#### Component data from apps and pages
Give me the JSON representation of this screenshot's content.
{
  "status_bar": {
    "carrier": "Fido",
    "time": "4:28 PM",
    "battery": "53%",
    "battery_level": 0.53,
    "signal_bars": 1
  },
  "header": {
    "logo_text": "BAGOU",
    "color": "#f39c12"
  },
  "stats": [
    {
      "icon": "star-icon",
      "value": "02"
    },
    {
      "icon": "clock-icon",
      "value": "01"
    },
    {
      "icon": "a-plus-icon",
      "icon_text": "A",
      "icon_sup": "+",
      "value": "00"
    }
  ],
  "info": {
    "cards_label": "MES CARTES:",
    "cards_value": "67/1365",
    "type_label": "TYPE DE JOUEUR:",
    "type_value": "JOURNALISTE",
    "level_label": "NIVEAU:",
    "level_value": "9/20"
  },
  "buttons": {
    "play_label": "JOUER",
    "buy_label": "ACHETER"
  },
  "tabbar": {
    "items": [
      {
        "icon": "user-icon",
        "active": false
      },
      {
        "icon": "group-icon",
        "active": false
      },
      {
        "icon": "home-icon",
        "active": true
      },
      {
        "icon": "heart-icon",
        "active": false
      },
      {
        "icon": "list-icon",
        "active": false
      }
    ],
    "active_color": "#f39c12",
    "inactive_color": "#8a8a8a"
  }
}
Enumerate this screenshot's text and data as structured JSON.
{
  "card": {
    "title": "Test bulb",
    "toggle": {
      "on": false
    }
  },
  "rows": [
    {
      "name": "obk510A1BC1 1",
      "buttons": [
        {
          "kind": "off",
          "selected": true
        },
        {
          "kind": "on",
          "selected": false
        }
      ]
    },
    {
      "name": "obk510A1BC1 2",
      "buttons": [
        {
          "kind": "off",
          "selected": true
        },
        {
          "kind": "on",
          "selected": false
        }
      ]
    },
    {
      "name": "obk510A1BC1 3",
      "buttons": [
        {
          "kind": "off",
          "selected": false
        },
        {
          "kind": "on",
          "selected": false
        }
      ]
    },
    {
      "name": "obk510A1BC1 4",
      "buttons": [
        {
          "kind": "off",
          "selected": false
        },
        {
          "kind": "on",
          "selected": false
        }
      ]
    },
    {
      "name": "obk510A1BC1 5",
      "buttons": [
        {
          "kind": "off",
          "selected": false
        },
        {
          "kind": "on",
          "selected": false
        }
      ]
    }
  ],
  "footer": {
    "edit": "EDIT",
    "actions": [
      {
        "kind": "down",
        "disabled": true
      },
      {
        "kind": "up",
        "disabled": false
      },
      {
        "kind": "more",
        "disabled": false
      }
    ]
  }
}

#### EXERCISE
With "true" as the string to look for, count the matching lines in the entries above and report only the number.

#### YOUR SOLUTION
4